London, 8 Aug - To paraphrase the Henry Kissinger quote, the Iranian Regime is looking less like a nation and more like a cause, according to an expert in the Iranian Regime.
Jason Brodsky, the policy director of United against Nuclear Iran, wrote an op-ed for the Jerusalem Post in which he assessed that these next four years would prove crucial for the Iranian Regime and indeed, it is unlikely that it will remain intact.
As Iranian President Hassan Rouhani begins his second term, he faces an enormous backlash from the Iranian people, his fellow politicians, and the Supreme Leader Ali Khamenei.
The Iranian people, who are not in favour of the Regime and mostly stayed home in protest during the sham elections, oppose him for his human rights violations and his false promises of reform during his 2013 campaign.
Brodsky wrote: “Rouhani will also find it difficult to deliver on his promises of reform… That’s not to mention his pledge to end the house arrests of former presidential candidates Mousavi and Mehdi Karroubi, and his call to drain the swamp of corruption in the judiciary.”
Some will argue that Rouhani’s ability to make good on those promises would have been stifled by Khamenei, but we must remember that there are no real moderates in the Regime and Rouhani knew that he wouldn’t be able to make these reforms when he promised them.
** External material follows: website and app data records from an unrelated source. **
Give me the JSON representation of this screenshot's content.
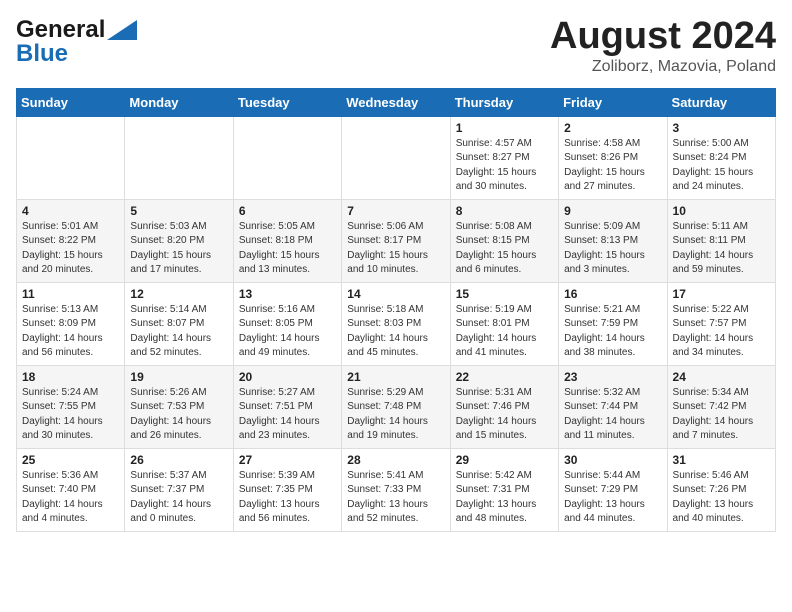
{
  "header": {
    "logo_line1": "General",
    "logo_line2": "Blue",
    "month_title": "August 2024",
    "location": "Zoliborz, Mazovia, Poland"
  },
  "weekdays": [
    "Sunday",
    "Monday",
    "Tuesday",
    "Wednesday",
    "Thursday",
    "Friday",
    "Saturday"
  ],
  "weeks": [
    [
      {
        "day": "",
        "info": ""
      },
      {
        "day": "",
        "info": ""
      },
      {
        "day": "",
        "info": ""
      },
      {
        "day": "",
        "info": ""
      },
      {
        "day": "1",
        "info": "Sunrise: 4:57 AM\nSunset: 8:27 PM\nDaylight: 15 hours\nand 30 minutes."
      },
      {
        "day": "2",
        "info": "Sunrise: 4:58 AM\nSunset: 8:26 PM\nDaylight: 15 hours\nand 27 minutes."
      },
      {
        "day": "3",
        "info": "Sunrise: 5:00 AM\nSunset: 8:24 PM\nDaylight: 15 hours\nand 24 minutes."
      }
    ],
    [
      {
        "day": "4",
        "info": "Sunrise: 5:01 AM\nSunset: 8:22 PM\nDaylight: 15 hours\nand 20 minutes."
      },
      {
        "day": "5",
        "info": "Sunrise: 5:03 AM\nSunset: 8:20 PM\nDaylight: 15 hours\nand 17 minutes."
      },
      {
        "day": "6",
        "info": "Sunrise: 5:05 AM\nSunset: 8:18 PM\nDaylight: 15 hours\nand 13 minutes."
      },
      {
        "day": "7",
        "info": "Sunrise: 5:06 AM\nSunset: 8:17 PM\nDaylight: 15 hours\nand 10 minutes."
      },
      {
        "day": "8",
        "info": "Sunrise: 5:08 AM\nSunset: 8:15 PM\nDaylight: 15 hours\nand 6 minutes."
      },
      {
        "day": "9",
        "info": "Sunrise: 5:09 AM\nSunset: 8:13 PM\nDaylight: 15 hours\nand 3 minutes."
      },
      {
        "day": "10",
        "info": "Sunrise: 5:11 AM\nSunset: 8:11 PM\nDaylight: 14 hours\nand 59 minutes."
      }
    ],
    [
      {
        "day": "11",
        "info": "Sunrise: 5:13 AM\nSunset: 8:09 PM\nDaylight: 14 hours\nand 56 minutes."
      },
      {
        "day": "12",
        "info": "Sunrise: 5:14 AM\nSunset: 8:07 PM\nDaylight: 14 hours\nand 52 minutes."
      },
      {
        "day": "13",
        "info": "Sunrise: 5:16 AM\nSunset: 8:05 PM\nDaylight: 14 hours\nand 49 minutes."
      },
      {
        "day": "14",
        "info": "Sunrise: 5:18 AM\nSunset: 8:03 PM\nDaylight: 14 hours\nand 45 minutes."
      },
      {
        "day": "15",
        "info": "Sunrise: 5:19 AM\nSunset: 8:01 PM\nDaylight: 14 hours\nand 41 minutes."
      },
      {
        "day": "16",
        "info": "Sunrise: 5:21 AM\nSunset: 7:59 PM\nDaylight: 14 hours\nand 38 minutes."
      },
      {
        "day": "17",
        "info": "Sunrise: 5:22 AM\nSunset: 7:57 PM\nDaylight: 14 hours\nand 34 minutes."
      }
    ],
    [
      {
        "day": "18",
        "info": "Sunrise: 5:24 AM\nSunset: 7:55 PM\nDaylight: 14 hours\nand 30 minutes."
      },
      {
        "day": "19",
        "info": "Sunrise: 5:26 AM\nSunset: 7:53 PM\nDaylight: 14 hours\nand 26 minutes."
      },
      {
        "day": "20",
        "info": "Sunrise: 5:27 AM\nSunset: 7:51 PM\nDaylight: 14 hours\nand 23 minutes."
      },
      {
        "day": "21",
        "info": "Sunrise: 5:29 AM\nSunset: 7:48 PM\nDaylight: 14 hours\nand 19 minutes."
      },
      {
        "day": "22",
        "info": "Sunrise: 5:31 AM\nSunset: 7:46 PM\nDaylight: 14 hours\nand 15 minutes."
      },
      {
        "day": "23",
        "info": "Sunrise: 5:32 AM\nSunset: 7:44 PM\nDaylight: 14 hours\nand 11 minutes."
      },
      {
        "day": "24",
        "info": "Sunrise: 5:34 AM\nSunset: 7:42 PM\nDaylight: 14 hours\nand 7 minutes."
      }
    ],
    [
      {
        "day": "25",
        "info": "Sunrise: 5:36 AM\nSunset: 7:40 PM\nDaylight: 14 hours\nand 4 minutes."
      },
      {
        "day": "26",
        "info": "Sunrise: 5:37 AM\nSunset: 7:37 PM\nDaylight: 14 hours\nand 0 minutes."
      },
      {
        "day": "27",
        "info": "Sunrise: 5:39 AM\nSunset: 7:35 PM\nDaylight: 13 hours\nand 56 minutes."
      },
      {
        "day": "28",
        "info": "Sunrise: 5:41 AM\nSunset: 7:33 PM\nDaylight: 13 hours\nand 52 minutes."
      },
      {
        "day": "29",
        "info": "Sunrise: 5:42 AM\nSunset: 7:31 PM\nDaylight: 13 hours\nand 48 minutes."
      },
      {
        "day": "30",
        "info": "Sunrise: 5:44 AM\nSunset: 7:29 PM\nDaylight: 13 hours\nand 44 minutes."
      },
      {
        "day": "31",
        "info": "Sunrise: 5:46 AM\nSunset: 7:26 PM\nDaylight: 13 hours\nand 40 minutes."
      }
    ]
  ]
}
After all, Khamenei has been doing the same thing to every president who promised reform since he took office in 1989.
Brodsky said: “Under the hydra-headed power structure of the Islamic Republic, it is the supreme leader – and not the president – who has veto power capable of freezing any government in its tracks. Iranians were reminded of this dynamic this summer when the supreme leader encouraged his supporters to “fire at will” any perceived enemy of the state – a not so subtle warning to the Rouhani administration.”
Rouhani’s fellow politicians wish to see him fall before the death of Khamenei, because if they can take the presidency, they have a better chance of taking the position of Supreme Leader which brings unrivalled power.
Brodsky wrote: “Rouhani remains hamstrung by the realities of a fifth column of deep staters who have a vested interest in his failure… That’s on top of Rouhani’s war of words with the judiciary chief – accusing him of irregularities with state funds – and the retaliation with the arrest of the president’s brother, Hossein Fereydoun, on charges of financial malfeasance.”
And Khamenei doesn’t want Rouhani to become the next Supreme Leader, which is why he tried to rig the election in favour of his close ally Ebrahim Raisi; who sent 30,000 political prisoners to their deaths in 1988 alone.